▶ **What the task asks**
Look through the listing for the word "true". Copy each line that has it.

▶ **Material shown**
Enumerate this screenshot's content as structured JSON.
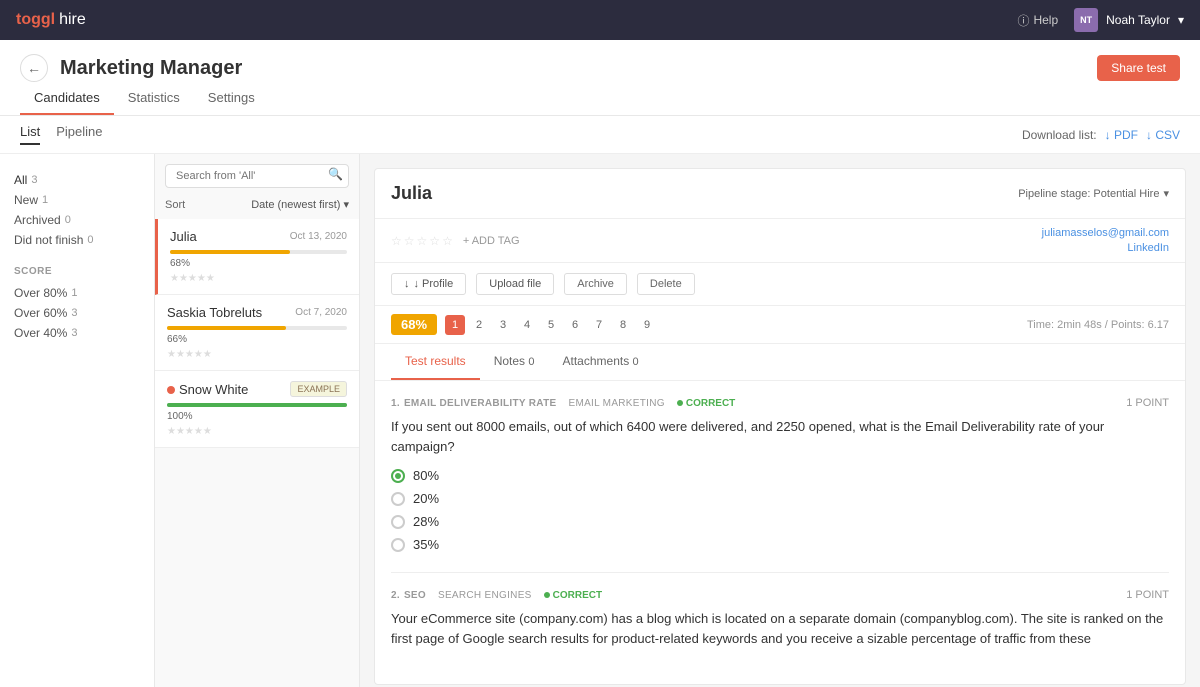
{
  "topnav": {
    "logo_toggl": "toggl",
    "logo_hire": "hire",
    "help_label": "Help",
    "user_avatar_initials": "NT",
    "user_name": "Noah Taylor"
  },
  "page": {
    "back_label": "←",
    "title": "Marketing Manager",
    "tabs": [
      "Candidates",
      "Statistics",
      "Settings"
    ],
    "active_tab": "Candidates",
    "share_test_label": "Share test"
  },
  "view_controls": {
    "list_label": "List",
    "pipeline_label": "Pipeline",
    "active_view": "List",
    "download_label": "Download list:",
    "pdf_label": "↓ PDF",
    "csv_label": "↓ CSV"
  },
  "left_sidebar": {
    "filters": [
      {
        "label": "All",
        "count": "3"
      },
      {
        "label": "New",
        "count": "1"
      },
      {
        "label": "Archived",
        "count": "0"
      },
      {
        "label": "Did not finish",
        "count": "0"
      }
    ],
    "score_heading": "SCORE",
    "score_filters": [
      {
        "label": "Over 80%",
        "count": "1"
      },
      {
        "label": "Over 60%",
        "count": "3"
      },
      {
        "label": "Over 40%",
        "count": "3"
      }
    ]
  },
  "search": {
    "placeholder": "Search from 'All'"
  },
  "sort": {
    "label": "Sort",
    "value": "Date (newest first)",
    "chevron": "▾"
  },
  "candidates": [
    {
      "name": "Julia",
      "date": "Oct 13, 2020",
      "score": "68%",
      "score_class": "score-68",
      "active": true,
      "example": false,
      "dot": false
    },
    {
      "name": "Saskia Tobreluts",
      "date": "Oct 7, 2020",
      "score": "66%",
      "score_class": "score-66",
      "active": false,
      "example": false,
      "dot": false
    },
    {
      "name": "Snow White",
      "date": "",
      "score": "100%",
      "score_class": "score-100",
      "active": false,
      "example": true,
      "dot": true
    }
  ],
  "detail": {
    "name": "Julia",
    "pipeline_stage": "Pipeline stage: Potential Hire",
    "email": "juliamasselos@gmail.com",
    "linkedin": "LinkedIn",
    "add_tag_label": "+ ADD TAG",
    "profile_btn": "↓ Profile",
    "upload_btn": "Upload file",
    "archive_btn": "Archive",
    "delete_btn": "Delete",
    "score": "68%",
    "pages": [
      "1",
      "2",
      "3",
      "4",
      "5",
      "6",
      "7",
      "8",
      "9"
    ],
    "active_page": "1",
    "time_points": "Time: 2min 48s / Points: 6.17",
    "tabs": [
      {
        "label": "Test results",
        "count": ""
      },
      {
        "label": "Notes",
        "count": "0"
      },
      {
        "label": "Attachments",
        "count": "0"
      }
    ],
    "active_detail_tab": "Test results"
  },
  "questions": [
    {
      "num": "1.",
      "title": "EMAIL DELIVERABILITY RATE",
      "category": "EMAIL MARKETING",
      "correct": true,
      "correct_label": "CORRECT",
      "points": "1 POINT",
      "text": "If you sent out 8000 emails, out of which 6400 were delivered, and 2250 opened, what is the Email Deliverability rate of your campaign?",
      "options": [
        {
          "label": "80%",
          "selected": true
        },
        {
          "label": "20%",
          "selected": false
        },
        {
          "label": "28%",
          "selected": false
        },
        {
          "label": "35%",
          "selected": false
        }
      ]
    },
    {
      "num": "2.",
      "title": "SEO",
      "category": "SEARCH ENGINES",
      "correct": true,
      "correct_label": "CORRECT",
      "points": "1 POINT",
      "text": "Your eCommerce site (company.com) has a blog which is located on a separate domain (companyblog.com). The site is ranked on the first page of Google search results for product-related keywords and you receive a sizable percentage of traffic from these"
    }
  ]
}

▶ **Response to the exercise**
      "active": true,
      "example": true,
      "dot": true
      "correct": true,
          "selected": true
      "correct": true,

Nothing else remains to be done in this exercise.